[Data extracted from a collection]
■ ■ ■ ■ ■

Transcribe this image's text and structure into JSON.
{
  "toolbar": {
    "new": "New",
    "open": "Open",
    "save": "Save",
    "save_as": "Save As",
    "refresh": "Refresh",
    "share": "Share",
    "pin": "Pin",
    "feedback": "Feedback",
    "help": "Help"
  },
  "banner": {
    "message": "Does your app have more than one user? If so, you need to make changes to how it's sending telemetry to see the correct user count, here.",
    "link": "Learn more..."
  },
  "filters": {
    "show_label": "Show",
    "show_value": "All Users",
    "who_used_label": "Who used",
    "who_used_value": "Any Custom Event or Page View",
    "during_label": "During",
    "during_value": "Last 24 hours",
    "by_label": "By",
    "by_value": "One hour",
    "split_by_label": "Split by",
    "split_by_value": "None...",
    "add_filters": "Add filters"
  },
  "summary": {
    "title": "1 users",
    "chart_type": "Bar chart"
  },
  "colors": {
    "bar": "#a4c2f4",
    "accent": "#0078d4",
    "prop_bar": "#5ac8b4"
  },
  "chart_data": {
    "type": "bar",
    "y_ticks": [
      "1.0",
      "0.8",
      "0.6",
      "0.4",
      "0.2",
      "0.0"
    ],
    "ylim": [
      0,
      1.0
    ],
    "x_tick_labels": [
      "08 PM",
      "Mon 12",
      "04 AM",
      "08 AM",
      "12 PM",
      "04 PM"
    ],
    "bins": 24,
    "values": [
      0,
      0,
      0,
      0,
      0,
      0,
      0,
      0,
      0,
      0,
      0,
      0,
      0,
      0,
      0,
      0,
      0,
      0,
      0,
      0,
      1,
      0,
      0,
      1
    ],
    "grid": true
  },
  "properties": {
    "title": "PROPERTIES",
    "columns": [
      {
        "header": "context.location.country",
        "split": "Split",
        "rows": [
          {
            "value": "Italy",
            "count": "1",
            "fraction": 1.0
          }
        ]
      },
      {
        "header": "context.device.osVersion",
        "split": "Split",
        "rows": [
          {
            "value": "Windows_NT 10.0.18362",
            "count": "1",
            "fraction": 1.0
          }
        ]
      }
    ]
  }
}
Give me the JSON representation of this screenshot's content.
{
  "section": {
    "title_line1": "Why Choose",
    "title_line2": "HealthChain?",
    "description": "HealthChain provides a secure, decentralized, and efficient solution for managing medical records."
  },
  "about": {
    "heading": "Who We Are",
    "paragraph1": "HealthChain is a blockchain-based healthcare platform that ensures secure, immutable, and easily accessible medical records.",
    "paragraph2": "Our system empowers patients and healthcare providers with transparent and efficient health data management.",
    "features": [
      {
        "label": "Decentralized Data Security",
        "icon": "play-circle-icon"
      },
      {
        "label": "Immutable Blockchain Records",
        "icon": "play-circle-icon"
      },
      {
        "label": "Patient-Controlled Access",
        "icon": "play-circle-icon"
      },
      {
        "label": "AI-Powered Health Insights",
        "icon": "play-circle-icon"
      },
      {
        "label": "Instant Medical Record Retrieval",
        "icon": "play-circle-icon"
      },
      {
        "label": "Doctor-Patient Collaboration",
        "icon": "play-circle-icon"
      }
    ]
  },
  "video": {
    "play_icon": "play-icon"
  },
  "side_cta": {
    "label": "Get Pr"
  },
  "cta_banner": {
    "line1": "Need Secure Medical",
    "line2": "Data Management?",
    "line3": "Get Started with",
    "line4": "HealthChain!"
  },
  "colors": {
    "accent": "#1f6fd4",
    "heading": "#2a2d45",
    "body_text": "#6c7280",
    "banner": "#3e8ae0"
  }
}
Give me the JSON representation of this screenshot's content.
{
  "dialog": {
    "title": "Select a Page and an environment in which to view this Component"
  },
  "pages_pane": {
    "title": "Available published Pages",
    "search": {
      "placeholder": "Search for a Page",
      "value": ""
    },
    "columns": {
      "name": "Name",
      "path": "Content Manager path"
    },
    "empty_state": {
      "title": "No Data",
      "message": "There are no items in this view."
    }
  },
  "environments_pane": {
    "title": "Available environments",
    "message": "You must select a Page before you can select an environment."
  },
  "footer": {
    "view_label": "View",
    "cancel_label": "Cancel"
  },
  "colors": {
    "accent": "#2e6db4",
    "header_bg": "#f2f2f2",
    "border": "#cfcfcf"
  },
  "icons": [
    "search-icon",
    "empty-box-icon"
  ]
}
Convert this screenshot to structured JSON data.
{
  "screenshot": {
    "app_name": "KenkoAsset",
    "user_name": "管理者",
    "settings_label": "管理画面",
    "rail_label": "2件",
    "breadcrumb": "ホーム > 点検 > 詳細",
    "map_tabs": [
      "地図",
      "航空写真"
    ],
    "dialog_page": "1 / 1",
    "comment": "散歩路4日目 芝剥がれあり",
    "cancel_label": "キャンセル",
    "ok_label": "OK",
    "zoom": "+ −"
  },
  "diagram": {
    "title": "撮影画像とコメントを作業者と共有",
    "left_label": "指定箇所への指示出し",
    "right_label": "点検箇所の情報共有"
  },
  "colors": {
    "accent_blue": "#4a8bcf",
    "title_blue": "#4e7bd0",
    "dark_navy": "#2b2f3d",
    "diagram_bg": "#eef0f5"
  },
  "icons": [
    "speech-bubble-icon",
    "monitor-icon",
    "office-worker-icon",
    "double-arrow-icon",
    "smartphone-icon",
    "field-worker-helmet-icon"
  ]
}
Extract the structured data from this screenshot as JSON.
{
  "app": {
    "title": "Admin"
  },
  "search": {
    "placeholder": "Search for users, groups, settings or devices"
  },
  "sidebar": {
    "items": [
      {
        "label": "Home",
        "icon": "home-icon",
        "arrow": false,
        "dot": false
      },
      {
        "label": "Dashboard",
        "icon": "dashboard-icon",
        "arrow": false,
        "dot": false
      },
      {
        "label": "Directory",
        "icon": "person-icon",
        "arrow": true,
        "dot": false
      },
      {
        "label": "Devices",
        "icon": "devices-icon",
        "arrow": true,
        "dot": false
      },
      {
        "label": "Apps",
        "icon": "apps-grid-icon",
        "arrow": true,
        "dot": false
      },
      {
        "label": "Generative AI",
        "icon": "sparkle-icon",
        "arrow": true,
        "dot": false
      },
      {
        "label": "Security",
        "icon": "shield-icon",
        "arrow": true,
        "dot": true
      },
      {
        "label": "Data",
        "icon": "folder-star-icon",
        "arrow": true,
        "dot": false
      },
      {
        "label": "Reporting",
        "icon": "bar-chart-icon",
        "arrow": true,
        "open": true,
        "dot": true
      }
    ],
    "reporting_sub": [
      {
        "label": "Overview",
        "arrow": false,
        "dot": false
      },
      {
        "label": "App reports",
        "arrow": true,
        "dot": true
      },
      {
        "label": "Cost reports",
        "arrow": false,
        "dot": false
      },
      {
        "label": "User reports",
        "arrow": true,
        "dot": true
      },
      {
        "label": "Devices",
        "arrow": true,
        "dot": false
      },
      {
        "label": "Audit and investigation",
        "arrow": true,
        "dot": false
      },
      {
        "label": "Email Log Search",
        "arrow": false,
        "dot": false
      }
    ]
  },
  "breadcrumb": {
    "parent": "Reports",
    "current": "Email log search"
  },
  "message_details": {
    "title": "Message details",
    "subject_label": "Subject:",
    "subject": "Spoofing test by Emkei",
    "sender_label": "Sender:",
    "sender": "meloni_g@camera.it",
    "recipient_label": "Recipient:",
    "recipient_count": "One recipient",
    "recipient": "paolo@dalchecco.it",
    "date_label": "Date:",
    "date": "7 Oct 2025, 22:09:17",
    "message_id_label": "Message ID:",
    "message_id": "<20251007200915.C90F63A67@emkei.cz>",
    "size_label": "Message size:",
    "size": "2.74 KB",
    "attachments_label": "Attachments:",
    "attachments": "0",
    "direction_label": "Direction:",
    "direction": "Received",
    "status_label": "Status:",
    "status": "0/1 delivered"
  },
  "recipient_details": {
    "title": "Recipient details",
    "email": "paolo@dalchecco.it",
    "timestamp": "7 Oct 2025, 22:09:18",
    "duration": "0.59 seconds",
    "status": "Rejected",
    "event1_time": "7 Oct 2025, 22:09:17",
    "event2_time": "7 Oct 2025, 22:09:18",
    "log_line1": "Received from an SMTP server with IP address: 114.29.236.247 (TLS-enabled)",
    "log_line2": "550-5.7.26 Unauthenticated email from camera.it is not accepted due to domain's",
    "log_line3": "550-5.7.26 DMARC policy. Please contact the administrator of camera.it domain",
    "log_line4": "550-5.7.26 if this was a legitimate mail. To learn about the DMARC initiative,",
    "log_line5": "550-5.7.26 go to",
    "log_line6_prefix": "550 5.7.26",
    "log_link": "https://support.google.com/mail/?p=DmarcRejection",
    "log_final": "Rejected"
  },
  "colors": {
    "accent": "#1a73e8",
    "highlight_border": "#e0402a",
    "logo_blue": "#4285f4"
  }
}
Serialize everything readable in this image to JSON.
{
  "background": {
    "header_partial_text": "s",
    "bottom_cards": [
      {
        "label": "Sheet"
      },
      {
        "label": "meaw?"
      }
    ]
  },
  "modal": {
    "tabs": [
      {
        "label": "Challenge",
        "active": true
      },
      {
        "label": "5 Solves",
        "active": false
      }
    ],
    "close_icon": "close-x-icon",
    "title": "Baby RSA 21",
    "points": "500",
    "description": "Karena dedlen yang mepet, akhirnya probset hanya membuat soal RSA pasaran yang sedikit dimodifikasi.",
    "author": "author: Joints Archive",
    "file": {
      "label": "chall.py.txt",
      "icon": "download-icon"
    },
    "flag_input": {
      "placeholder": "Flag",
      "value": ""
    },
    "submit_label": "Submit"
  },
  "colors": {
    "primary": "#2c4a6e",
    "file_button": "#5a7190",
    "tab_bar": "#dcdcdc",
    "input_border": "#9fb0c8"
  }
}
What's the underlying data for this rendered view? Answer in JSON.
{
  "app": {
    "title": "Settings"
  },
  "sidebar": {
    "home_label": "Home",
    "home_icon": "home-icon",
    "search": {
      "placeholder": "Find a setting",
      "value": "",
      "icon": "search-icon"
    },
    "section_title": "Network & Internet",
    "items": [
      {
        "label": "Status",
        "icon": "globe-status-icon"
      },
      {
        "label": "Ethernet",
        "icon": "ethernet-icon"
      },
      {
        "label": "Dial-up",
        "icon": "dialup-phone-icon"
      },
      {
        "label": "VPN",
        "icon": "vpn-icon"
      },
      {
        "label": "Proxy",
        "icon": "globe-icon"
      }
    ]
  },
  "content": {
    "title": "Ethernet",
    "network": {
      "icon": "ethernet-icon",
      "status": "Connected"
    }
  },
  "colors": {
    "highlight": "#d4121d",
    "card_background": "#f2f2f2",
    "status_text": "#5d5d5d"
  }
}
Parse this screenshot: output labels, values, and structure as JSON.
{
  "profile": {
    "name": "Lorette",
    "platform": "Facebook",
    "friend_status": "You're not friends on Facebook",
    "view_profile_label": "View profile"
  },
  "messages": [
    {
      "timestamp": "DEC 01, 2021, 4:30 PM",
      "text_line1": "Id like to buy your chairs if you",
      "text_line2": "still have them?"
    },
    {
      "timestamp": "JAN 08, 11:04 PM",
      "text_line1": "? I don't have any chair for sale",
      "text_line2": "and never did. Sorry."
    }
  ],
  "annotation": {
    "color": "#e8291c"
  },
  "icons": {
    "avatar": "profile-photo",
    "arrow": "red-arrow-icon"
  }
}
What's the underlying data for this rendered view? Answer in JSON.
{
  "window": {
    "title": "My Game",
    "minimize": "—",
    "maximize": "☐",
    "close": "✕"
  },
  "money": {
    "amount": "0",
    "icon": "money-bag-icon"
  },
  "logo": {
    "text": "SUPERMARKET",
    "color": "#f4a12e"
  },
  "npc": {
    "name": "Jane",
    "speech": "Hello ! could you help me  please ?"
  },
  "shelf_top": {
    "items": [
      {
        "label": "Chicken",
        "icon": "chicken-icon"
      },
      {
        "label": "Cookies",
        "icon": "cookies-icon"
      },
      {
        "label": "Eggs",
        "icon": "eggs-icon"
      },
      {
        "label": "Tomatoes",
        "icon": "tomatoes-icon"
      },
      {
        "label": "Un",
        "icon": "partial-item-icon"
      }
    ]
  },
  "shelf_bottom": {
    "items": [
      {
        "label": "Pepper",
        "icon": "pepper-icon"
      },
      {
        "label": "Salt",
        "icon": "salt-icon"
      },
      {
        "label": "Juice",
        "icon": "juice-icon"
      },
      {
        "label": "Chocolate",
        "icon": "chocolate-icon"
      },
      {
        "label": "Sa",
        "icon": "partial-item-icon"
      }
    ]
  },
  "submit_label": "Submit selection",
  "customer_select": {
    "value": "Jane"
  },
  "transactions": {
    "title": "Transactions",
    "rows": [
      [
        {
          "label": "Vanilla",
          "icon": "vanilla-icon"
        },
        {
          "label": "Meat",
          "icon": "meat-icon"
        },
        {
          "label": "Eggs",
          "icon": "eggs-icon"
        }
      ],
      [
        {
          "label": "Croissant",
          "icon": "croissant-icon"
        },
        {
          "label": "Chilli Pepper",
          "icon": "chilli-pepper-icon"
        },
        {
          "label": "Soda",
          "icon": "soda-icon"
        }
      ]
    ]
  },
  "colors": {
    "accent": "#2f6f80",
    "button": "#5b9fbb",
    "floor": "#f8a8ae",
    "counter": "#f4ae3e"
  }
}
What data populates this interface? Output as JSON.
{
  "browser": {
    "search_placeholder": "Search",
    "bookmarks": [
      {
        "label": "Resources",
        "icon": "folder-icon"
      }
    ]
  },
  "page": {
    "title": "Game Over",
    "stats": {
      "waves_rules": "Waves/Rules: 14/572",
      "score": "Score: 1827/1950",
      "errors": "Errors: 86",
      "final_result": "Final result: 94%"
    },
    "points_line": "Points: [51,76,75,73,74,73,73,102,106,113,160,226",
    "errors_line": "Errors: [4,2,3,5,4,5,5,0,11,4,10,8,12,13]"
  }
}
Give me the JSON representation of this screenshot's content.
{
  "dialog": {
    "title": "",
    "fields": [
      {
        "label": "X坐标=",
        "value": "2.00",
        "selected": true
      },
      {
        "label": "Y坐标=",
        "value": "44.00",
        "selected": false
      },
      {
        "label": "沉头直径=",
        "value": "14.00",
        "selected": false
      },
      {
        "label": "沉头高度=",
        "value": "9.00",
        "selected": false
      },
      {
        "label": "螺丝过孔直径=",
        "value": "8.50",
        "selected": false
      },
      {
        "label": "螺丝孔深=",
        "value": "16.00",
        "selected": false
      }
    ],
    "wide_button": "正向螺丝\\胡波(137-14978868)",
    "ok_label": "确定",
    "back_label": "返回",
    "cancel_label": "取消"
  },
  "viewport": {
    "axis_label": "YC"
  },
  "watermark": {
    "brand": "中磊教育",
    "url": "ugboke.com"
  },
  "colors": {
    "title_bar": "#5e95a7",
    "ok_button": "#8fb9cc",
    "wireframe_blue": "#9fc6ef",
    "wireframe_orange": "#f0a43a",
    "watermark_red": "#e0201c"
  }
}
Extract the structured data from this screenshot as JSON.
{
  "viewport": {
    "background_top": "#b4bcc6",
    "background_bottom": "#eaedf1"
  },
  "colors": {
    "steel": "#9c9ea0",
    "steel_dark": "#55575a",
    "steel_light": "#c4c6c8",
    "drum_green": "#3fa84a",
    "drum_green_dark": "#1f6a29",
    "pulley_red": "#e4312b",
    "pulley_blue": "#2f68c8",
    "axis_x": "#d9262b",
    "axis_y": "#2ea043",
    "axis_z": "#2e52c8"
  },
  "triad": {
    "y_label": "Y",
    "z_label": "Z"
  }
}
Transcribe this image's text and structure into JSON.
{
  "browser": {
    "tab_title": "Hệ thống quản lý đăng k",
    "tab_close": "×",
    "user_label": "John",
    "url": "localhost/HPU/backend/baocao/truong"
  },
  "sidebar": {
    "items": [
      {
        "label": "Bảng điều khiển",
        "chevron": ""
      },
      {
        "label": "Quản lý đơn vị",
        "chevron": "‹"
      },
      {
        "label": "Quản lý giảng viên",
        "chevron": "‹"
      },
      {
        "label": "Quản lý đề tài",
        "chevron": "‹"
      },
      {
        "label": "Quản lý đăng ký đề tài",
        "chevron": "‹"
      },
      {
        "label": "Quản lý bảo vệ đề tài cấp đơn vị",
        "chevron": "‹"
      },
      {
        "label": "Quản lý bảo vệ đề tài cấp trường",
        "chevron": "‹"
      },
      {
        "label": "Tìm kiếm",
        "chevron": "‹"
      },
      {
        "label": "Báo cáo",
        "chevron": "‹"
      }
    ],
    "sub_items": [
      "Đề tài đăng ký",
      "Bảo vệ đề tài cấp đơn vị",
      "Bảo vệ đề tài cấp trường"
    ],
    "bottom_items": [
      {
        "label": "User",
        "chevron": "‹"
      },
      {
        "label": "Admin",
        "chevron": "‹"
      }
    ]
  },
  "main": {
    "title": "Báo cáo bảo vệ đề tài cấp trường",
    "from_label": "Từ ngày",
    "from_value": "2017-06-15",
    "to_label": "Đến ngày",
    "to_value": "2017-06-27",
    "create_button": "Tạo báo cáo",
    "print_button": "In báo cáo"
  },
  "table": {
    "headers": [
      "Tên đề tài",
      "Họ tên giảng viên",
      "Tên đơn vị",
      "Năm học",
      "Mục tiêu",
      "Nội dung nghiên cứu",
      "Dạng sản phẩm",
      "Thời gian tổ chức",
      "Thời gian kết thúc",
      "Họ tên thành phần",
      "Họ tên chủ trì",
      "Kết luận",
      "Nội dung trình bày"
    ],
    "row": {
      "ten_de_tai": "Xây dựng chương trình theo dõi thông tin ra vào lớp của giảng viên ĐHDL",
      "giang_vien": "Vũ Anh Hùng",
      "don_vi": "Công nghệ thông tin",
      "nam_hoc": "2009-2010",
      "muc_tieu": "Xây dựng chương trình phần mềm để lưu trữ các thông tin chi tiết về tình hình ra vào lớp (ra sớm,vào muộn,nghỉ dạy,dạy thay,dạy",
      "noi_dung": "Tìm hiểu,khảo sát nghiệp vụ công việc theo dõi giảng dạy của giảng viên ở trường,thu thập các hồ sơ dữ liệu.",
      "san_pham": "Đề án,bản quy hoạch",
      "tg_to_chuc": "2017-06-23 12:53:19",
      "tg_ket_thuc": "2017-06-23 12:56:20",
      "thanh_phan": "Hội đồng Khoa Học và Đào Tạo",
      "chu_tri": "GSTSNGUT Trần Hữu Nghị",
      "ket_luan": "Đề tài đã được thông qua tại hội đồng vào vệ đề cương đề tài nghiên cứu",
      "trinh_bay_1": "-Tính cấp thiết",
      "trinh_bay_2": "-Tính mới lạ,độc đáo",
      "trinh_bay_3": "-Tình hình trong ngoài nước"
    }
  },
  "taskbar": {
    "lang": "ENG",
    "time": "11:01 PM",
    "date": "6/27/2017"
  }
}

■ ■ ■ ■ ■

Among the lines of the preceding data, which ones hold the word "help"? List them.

◆ Problem solution:
    "help": "Help"
    "speech": "Hello ! could you help me  please ?"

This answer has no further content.